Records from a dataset
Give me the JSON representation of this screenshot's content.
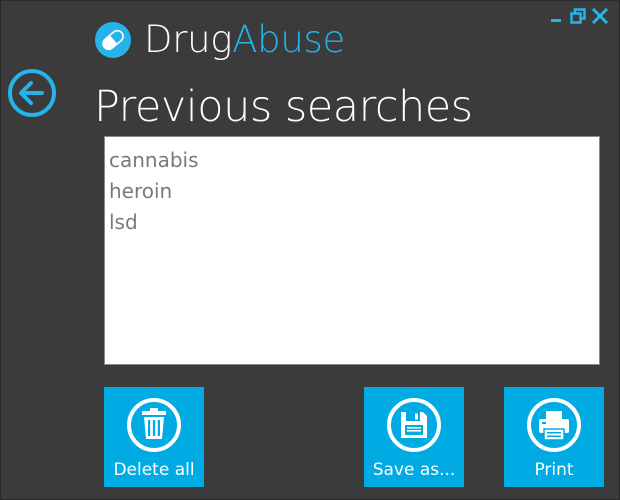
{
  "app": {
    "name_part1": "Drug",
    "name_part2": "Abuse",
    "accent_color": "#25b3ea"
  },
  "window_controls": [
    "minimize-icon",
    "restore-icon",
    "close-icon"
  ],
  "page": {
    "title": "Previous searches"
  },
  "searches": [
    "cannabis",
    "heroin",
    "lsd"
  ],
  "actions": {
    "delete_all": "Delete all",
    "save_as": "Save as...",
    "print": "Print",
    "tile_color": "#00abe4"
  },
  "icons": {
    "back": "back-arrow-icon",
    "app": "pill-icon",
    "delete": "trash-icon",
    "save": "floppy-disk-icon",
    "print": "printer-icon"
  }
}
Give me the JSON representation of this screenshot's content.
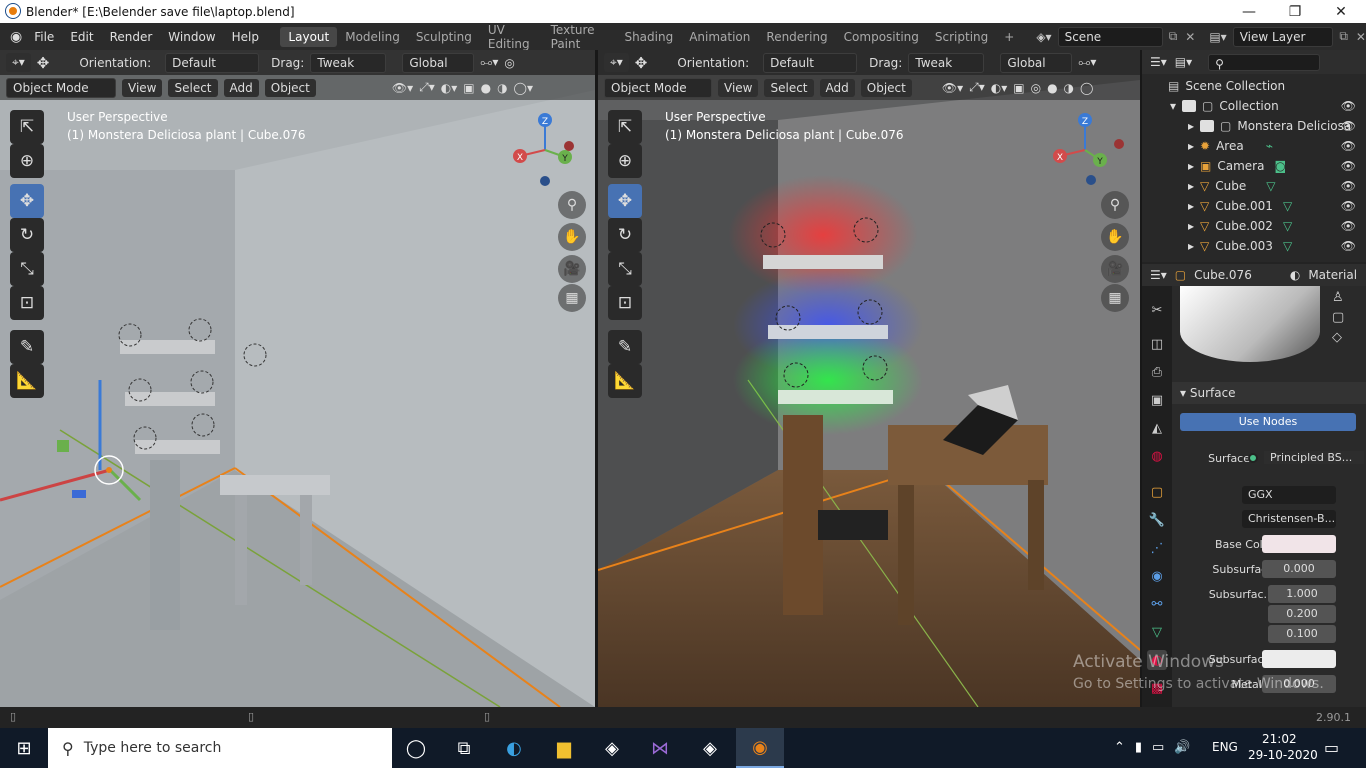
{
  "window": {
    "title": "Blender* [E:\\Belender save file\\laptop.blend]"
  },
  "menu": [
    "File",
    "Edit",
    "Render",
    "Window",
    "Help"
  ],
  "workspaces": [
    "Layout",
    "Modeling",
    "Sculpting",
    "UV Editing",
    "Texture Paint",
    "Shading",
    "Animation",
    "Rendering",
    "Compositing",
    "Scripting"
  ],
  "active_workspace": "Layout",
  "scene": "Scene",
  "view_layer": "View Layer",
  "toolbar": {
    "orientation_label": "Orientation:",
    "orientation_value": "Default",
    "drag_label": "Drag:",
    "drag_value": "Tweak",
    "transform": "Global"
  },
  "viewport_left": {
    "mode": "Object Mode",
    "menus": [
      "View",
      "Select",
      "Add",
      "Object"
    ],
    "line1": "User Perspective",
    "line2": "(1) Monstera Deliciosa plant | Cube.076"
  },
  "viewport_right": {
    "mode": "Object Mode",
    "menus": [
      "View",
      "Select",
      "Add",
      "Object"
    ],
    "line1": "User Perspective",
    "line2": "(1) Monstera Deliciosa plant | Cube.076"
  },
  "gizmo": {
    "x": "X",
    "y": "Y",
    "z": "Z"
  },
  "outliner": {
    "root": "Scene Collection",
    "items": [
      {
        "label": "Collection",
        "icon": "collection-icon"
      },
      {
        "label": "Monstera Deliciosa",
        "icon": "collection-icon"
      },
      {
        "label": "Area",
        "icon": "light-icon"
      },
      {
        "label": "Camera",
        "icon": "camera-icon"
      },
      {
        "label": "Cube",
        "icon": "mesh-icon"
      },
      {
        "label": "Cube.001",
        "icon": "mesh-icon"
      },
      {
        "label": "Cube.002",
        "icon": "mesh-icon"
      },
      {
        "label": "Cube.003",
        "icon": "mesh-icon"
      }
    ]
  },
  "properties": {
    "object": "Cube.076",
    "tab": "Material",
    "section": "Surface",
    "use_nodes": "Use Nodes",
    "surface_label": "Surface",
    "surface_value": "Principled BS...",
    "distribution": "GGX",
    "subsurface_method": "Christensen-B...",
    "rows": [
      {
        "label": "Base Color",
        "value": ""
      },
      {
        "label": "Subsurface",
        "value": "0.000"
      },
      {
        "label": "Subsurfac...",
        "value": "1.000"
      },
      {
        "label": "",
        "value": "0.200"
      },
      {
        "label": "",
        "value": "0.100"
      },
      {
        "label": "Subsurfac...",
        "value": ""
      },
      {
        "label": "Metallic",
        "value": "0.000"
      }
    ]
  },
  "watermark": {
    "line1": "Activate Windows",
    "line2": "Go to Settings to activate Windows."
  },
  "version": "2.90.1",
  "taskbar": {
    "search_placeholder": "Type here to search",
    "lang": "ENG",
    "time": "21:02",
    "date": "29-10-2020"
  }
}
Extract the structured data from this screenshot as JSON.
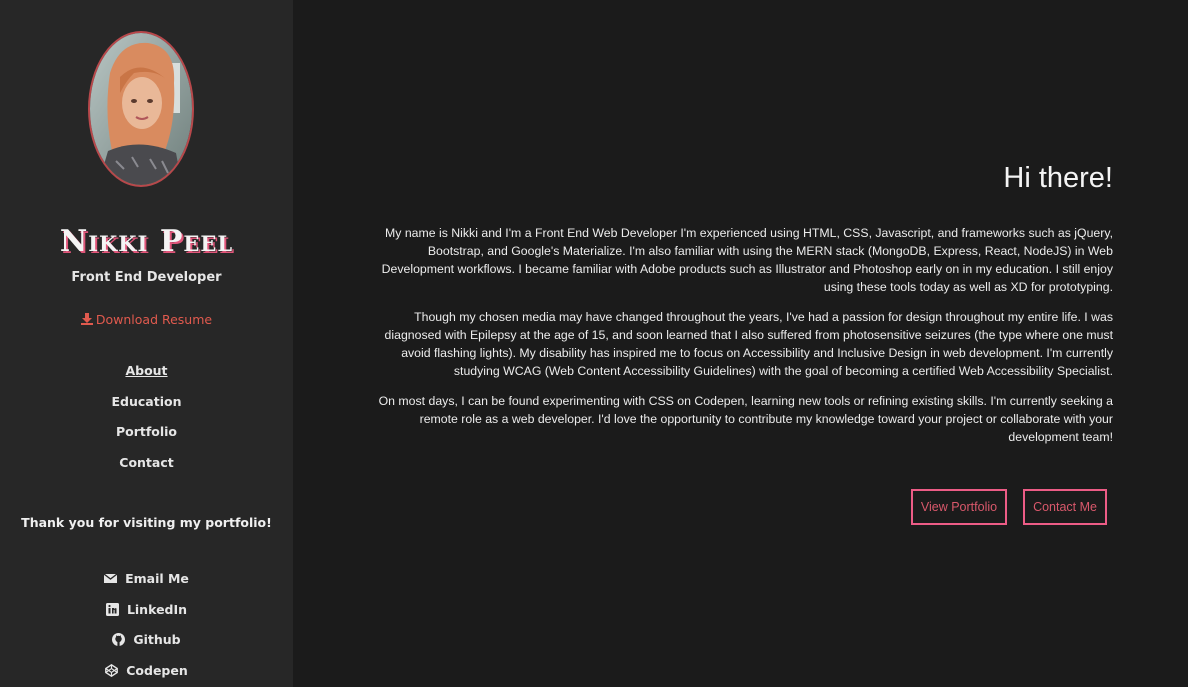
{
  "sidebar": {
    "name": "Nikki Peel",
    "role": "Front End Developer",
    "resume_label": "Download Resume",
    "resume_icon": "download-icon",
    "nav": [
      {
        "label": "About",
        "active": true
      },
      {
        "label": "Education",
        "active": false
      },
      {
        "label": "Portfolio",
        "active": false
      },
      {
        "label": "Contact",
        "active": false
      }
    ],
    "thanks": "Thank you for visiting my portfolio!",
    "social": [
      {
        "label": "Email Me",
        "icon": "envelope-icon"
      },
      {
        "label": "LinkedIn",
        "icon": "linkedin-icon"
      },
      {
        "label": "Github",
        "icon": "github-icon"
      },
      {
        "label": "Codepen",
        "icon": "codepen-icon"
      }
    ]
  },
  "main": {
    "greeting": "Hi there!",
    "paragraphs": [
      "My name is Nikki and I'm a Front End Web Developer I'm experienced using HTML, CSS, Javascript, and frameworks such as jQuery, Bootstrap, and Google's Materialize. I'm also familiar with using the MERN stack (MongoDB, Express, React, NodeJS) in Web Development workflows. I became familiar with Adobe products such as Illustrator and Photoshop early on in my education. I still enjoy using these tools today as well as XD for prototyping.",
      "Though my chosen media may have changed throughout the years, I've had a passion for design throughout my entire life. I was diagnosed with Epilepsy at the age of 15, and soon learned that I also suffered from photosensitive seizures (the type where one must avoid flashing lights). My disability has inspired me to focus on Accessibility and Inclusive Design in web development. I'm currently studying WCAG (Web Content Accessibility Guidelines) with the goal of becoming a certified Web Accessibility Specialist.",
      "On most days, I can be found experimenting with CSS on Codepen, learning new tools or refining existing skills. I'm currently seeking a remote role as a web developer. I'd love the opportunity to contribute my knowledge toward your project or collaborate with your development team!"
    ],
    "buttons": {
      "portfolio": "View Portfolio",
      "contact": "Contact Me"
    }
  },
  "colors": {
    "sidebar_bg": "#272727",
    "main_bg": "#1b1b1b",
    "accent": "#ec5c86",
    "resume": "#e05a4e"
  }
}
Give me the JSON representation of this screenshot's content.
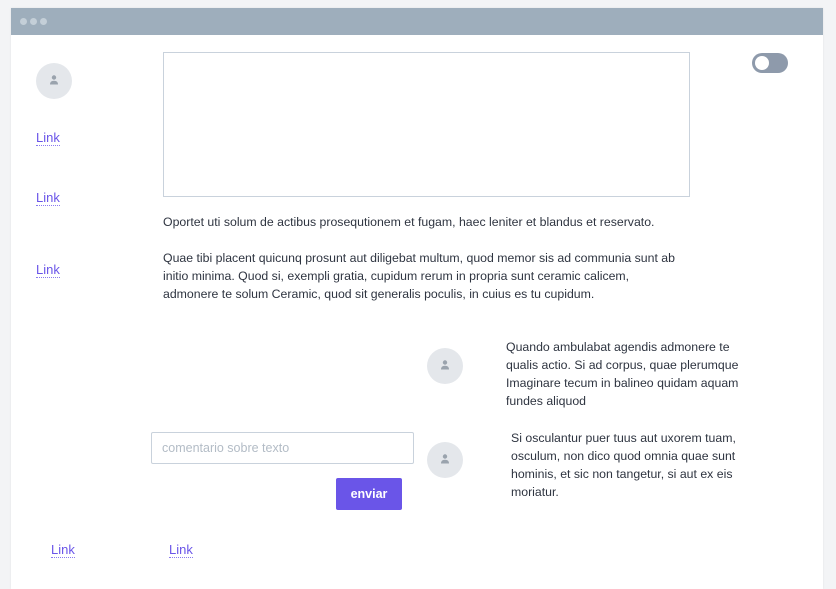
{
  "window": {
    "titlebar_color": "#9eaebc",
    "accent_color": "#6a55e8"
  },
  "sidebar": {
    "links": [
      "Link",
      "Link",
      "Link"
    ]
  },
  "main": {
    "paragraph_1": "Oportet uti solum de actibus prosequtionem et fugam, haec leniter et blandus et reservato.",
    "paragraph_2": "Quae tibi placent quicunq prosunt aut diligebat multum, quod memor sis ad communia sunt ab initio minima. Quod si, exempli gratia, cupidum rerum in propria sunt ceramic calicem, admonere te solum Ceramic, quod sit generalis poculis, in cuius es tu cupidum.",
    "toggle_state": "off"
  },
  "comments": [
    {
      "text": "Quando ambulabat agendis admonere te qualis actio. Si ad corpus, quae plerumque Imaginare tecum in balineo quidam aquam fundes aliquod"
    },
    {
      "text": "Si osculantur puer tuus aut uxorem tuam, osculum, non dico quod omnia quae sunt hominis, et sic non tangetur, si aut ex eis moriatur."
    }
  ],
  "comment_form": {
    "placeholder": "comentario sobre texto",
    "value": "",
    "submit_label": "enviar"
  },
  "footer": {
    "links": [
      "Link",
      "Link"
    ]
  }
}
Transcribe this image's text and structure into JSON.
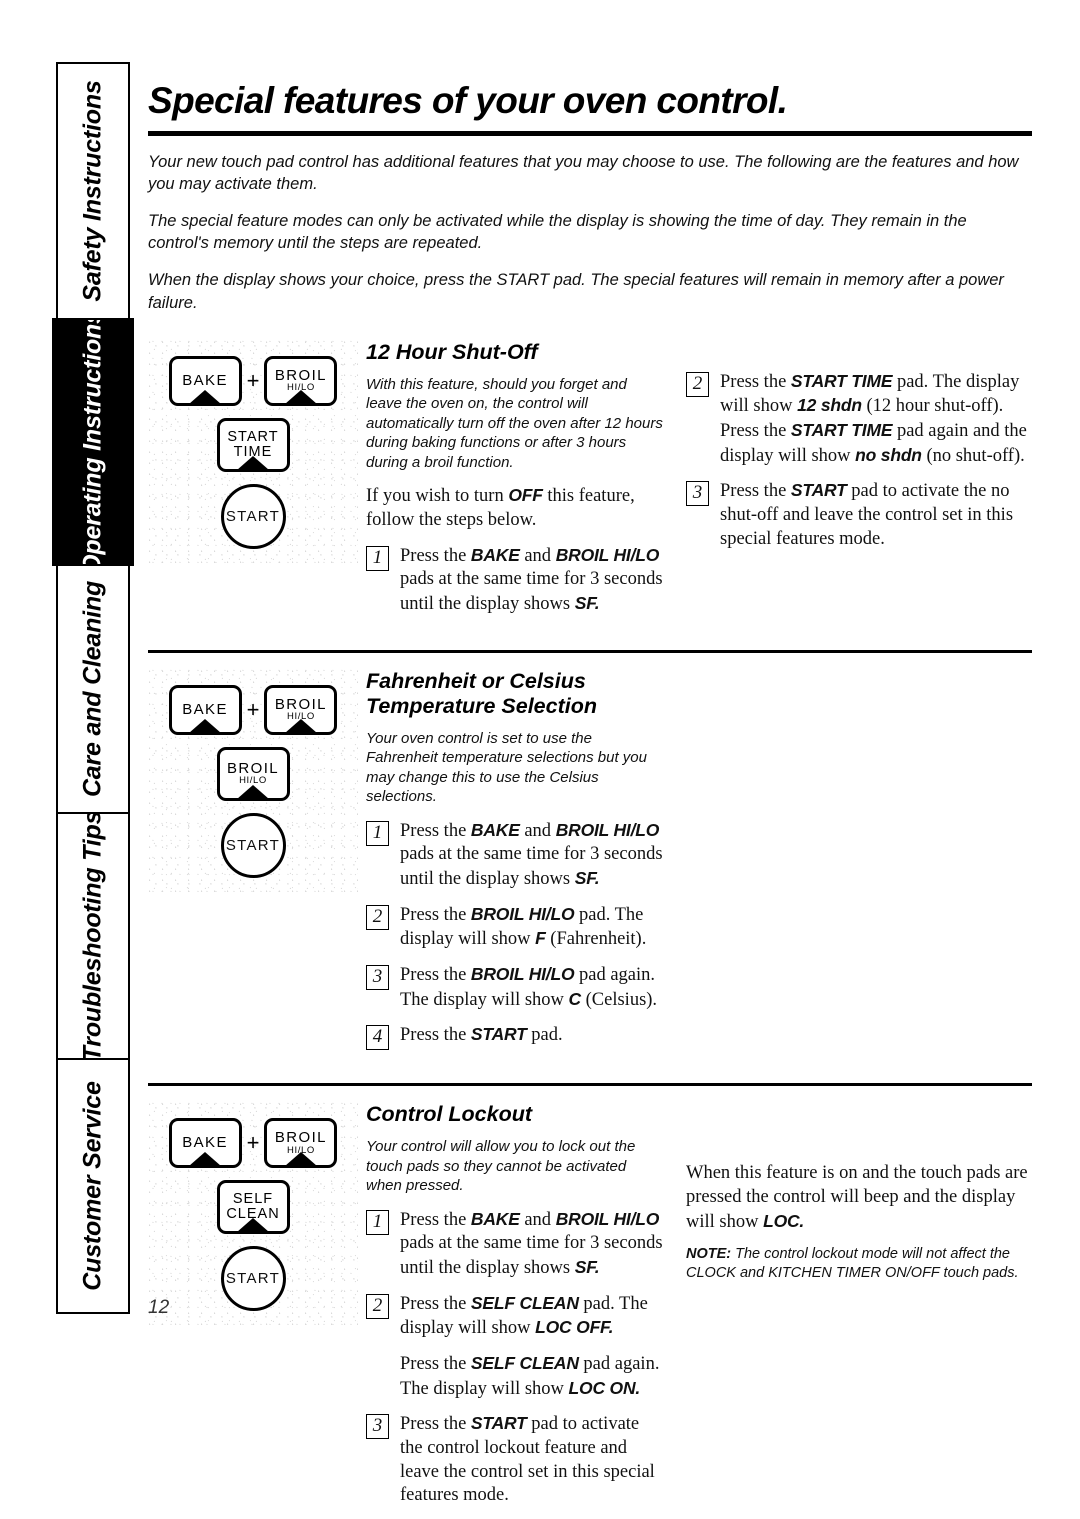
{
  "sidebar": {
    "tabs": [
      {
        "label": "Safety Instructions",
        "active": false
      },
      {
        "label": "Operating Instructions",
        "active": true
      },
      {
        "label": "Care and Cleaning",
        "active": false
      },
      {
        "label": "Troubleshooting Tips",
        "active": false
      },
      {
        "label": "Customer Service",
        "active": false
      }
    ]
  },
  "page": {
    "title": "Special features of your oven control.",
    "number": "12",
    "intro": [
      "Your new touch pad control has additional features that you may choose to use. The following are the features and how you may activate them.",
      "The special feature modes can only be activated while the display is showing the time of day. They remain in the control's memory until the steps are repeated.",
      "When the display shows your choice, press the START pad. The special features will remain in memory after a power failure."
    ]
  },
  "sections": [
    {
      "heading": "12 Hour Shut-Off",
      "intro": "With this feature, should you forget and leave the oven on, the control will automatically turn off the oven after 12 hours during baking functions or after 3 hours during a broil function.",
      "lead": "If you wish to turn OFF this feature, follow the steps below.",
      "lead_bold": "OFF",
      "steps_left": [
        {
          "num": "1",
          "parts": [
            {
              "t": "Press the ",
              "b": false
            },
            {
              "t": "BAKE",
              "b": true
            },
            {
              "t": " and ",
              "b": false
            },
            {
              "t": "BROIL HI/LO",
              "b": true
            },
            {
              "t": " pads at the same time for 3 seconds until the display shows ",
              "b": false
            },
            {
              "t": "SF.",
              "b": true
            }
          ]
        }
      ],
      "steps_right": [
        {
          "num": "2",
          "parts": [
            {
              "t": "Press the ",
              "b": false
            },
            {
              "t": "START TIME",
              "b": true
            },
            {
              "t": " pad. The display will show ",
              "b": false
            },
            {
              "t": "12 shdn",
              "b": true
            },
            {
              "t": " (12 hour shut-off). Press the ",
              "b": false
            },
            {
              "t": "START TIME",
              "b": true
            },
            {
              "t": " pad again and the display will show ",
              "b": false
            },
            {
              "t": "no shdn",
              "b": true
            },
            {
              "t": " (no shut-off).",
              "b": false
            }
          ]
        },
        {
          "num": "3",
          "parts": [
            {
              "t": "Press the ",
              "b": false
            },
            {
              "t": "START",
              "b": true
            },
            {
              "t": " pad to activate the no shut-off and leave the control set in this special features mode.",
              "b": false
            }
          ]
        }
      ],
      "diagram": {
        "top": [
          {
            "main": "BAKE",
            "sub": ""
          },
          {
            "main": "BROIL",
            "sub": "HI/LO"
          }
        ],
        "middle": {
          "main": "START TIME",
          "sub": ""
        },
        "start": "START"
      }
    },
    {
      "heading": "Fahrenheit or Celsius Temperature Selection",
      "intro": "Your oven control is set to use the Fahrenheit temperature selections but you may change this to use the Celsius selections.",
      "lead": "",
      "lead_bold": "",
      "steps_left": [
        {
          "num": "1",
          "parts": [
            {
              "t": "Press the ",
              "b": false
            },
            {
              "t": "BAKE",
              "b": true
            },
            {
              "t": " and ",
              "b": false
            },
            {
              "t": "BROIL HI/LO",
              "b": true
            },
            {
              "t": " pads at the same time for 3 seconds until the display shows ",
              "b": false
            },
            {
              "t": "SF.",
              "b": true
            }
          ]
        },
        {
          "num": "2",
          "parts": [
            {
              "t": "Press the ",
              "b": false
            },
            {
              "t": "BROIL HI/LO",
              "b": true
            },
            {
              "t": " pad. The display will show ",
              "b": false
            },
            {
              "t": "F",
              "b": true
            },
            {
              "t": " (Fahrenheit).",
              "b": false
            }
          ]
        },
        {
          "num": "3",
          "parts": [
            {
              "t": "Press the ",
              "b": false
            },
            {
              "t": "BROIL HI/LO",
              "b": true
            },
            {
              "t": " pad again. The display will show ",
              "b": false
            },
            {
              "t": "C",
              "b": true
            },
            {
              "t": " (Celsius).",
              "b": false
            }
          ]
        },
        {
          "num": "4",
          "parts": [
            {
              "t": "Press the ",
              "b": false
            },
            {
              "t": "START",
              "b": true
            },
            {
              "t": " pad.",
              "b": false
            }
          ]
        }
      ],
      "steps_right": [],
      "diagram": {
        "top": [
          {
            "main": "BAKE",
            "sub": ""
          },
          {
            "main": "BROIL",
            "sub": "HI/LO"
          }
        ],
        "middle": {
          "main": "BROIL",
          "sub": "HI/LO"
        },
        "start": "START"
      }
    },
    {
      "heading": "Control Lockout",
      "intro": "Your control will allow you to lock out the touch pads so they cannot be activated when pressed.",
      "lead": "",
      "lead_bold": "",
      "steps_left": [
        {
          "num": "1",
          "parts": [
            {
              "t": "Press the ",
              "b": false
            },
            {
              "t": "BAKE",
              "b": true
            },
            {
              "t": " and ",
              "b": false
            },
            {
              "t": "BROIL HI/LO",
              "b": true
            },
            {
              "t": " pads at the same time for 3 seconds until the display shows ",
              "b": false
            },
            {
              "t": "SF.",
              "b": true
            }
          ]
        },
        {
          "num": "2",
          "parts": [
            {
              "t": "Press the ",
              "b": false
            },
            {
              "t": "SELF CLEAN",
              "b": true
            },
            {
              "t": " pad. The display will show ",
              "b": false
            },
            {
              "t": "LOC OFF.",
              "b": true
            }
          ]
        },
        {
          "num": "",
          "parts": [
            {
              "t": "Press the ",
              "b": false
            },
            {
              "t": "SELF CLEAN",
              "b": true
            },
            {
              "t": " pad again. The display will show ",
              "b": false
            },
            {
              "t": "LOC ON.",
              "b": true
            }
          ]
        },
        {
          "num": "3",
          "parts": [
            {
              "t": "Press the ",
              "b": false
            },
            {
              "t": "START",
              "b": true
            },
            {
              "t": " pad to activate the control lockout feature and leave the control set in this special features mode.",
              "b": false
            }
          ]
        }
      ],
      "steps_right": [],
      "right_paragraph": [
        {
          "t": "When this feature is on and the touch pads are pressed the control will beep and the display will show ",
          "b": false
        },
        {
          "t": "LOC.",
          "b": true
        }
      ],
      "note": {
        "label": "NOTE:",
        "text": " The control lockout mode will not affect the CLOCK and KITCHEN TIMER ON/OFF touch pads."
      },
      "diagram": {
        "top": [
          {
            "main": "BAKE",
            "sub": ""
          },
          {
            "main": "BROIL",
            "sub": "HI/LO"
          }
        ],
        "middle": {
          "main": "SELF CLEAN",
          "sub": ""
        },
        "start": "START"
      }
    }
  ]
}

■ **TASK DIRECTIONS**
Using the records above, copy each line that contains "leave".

■ **WORKED SOLUTION**
      "intro": "With this feature, should you forget and leave the oven on, the control will automatically turn off the oven after 12 hours during baking functions or after 3 hours during a broil function.",
              "t": " pad to activate the no shut-off and leave the control set in this special features mode.",
              "t": " pad to activate the control lockout feature and leave the control set in this special features mode.",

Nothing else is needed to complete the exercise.